6. Only use cardboard cups in booster seat cup holders.

You’ll note that many booster seats come with cup or juice box holders. These are a great convenience, but most car seat makers only recommend putting cardboard cups or juice boxes in these holders. Why? In a collision anything heavier than a cardboard juice box or cup can become a dangerous projectile.

7. There isn’t one national standard for how long your child should be in a booster seat.

Booster seat use is regulated on a state-by-state basis, at least when we’re talking about how long kids must remain in a booster. Some states have an age limit, some a weight and/or height limit. If you’re unsure about the rules in your state, check your state Department of Motor Vehicles’ web site.

Safety Alert

Certifications to look for when booster car seat shopping

NHTSA Ease of Use Rating: The National Highway Transportation Safety Administration (NHTS) publishes Ease-of-Use Ratings that cover four areas:

  • Evaluation of Instructions: Content and clarity of the instructions manual for the child restraint.
  • Vehicle Installation Features: Features that pertain to installing the child restraint in a vehicle.
  • Evaluation of Labels: Content and clarity of the labeling attached to the child restraint.
  • Securing the Child: Ease in securing a child correctly in the restraint.

Seats are ranked on a one to five star scale.

Insurance Institute for Highway Safety (IIHS) uses a six-year-old dummy to check the lap and shoulder belt fit of booster seats.
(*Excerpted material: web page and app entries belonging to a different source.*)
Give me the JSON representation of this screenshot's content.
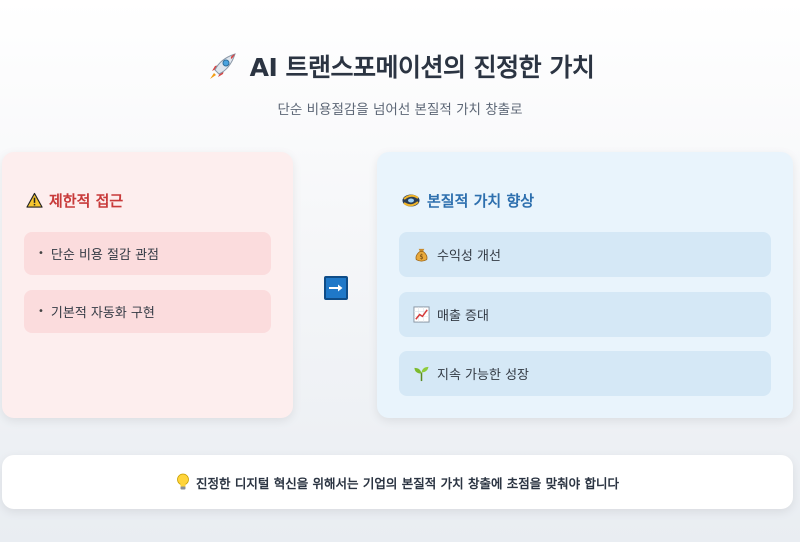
{
  "header": {
    "title": "AI 트랜스포메이션의 진정한 가치",
    "subtitle": "단순 비용절감을 넘어선 본질적 가치 창출로"
  },
  "left_card": {
    "heading": "제한적 접근",
    "items": [
      {
        "bullet": "•",
        "label": "단순 비용 절감 관점"
      },
      {
        "bullet": "•",
        "label": "기본적 자동화 구현"
      }
    ]
  },
  "right_card": {
    "heading": "본질적 가치 향상",
    "items": [
      {
        "icon": "money-bag-icon",
        "label": "수익성 개선"
      },
      {
        "icon": "chart-up-icon",
        "label": "매출 증대"
      },
      {
        "icon": "seedling-icon",
        "label": "지속 가능한 성장"
      }
    ]
  },
  "footer": {
    "text": "진정한 디지털 혁신을 위해서는 기업의 본질적 가치 창출에 초점을 맞춰야 합니다"
  },
  "colors": {
    "left_accent": "#c83a3a",
    "right_accent": "#2d6fae",
    "arrow": "#1f78c8"
  }
}
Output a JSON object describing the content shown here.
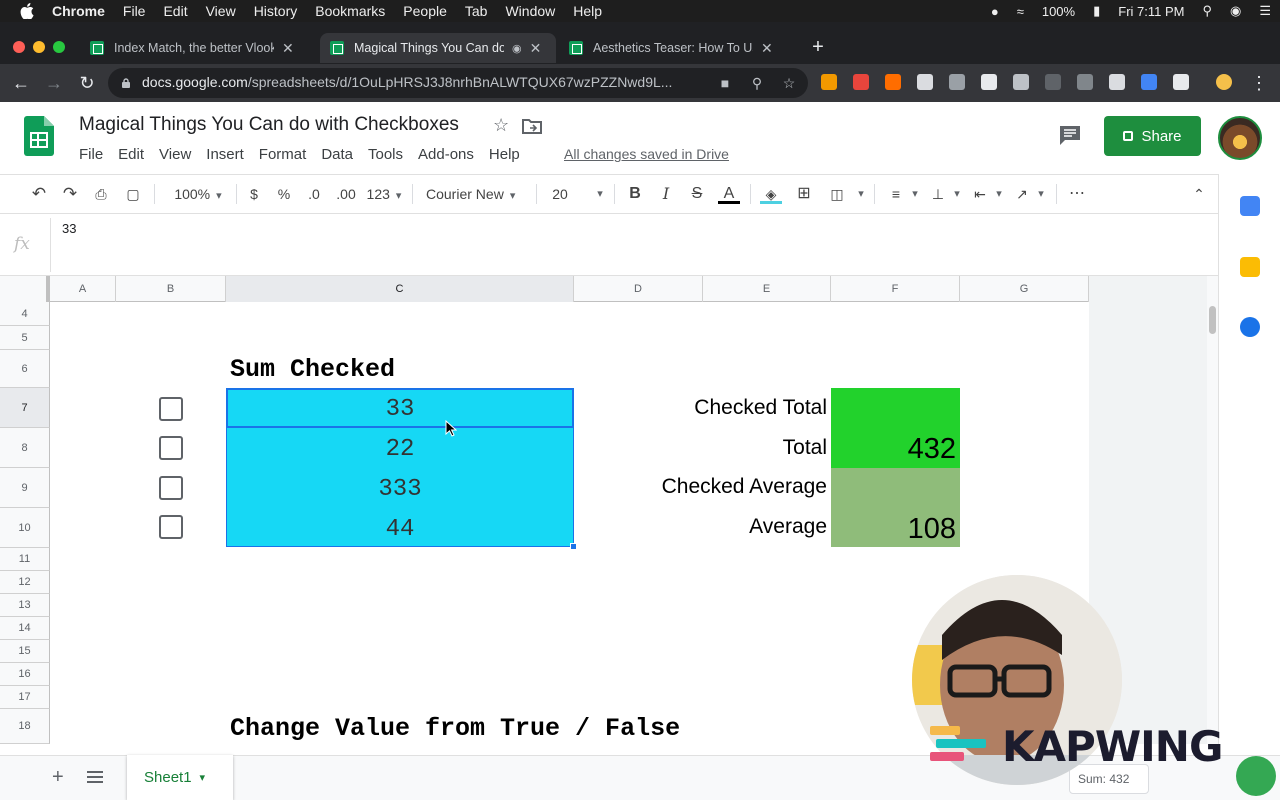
{
  "mac_menu": {
    "app": "Chrome",
    "items": [
      "File",
      "Edit",
      "View",
      "History",
      "Bookmarks",
      "People",
      "Tab",
      "Window",
      "Help"
    ],
    "battery": "100%",
    "clock": "Fri 7:11 PM"
  },
  "tabs": [
    {
      "title": "Index Match, the better Vlooku"
    },
    {
      "title": "Magical Things You Can do"
    },
    {
      "title": "Aesthetics Teaser: How To Use"
    }
  ],
  "url": {
    "host": "docs.google.com",
    "path": "/spreadsheets/d/1OuLpHRSJ3J8nrhBnALWTQUX67wzPZZNwd9L..."
  },
  "doc": {
    "title": "Magical Things You Can do with Checkboxes",
    "menu": [
      "File",
      "Edit",
      "View",
      "Insert",
      "Format",
      "Data",
      "Tools",
      "Add-ons",
      "Help"
    ],
    "saved_status": "All changes saved in Drive",
    "share_label": "Share"
  },
  "toolbar": {
    "zoom": "100%",
    "currency": "$",
    "percent": "%",
    "dec_less": ".0",
    "dec_more": ".00",
    "format": "123",
    "font": "Courier New",
    "font_size": "20",
    "bold": "B",
    "italic": "I",
    "strike": "S",
    "text_color": "A"
  },
  "formula_bar": {
    "label": "fx",
    "value": "33"
  },
  "columns": [
    "A",
    "B",
    "C",
    "D",
    "E",
    "F",
    "G"
  ],
  "rows": [
    "4",
    "5",
    "6",
    "7",
    "8",
    "9",
    "10",
    "11",
    "12",
    "13",
    "14",
    "15",
    "16",
    "17",
    "18"
  ],
  "sheet": {
    "heading1": "Sum Checked",
    "heading2": "Change Value from True / False",
    "values": [
      "33",
      "22",
      "333",
      "44"
    ],
    "labels": [
      "Checked Total",
      "Total",
      "Checked Average",
      "Average"
    ],
    "results": [
      "",
      "432",
      "",
      "108"
    ]
  },
  "colors": {
    "value_fill": "#16d8f5",
    "checked_total_fill": "#22d22c",
    "average_fill": "#8fbc7a",
    "sheets_green": "#0f9d58",
    "share_green": "#1e8e3e"
  },
  "bottom": {
    "add": "+",
    "sheet_tab": "Sheet1",
    "sum": "Sum: 432"
  },
  "watermark": "KAPWING"
}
Seats are award ratings of Best Bet, Good Bet and Check Fit. The last rating doesn’t mean a seat has failed, but requires a parent to double check fit in their own vehicle.

And yes, there are a few seats that are “not recommended.”

Here’s how the IIHS looks at booster seat fit:

IIHS standards for good and bad booster fit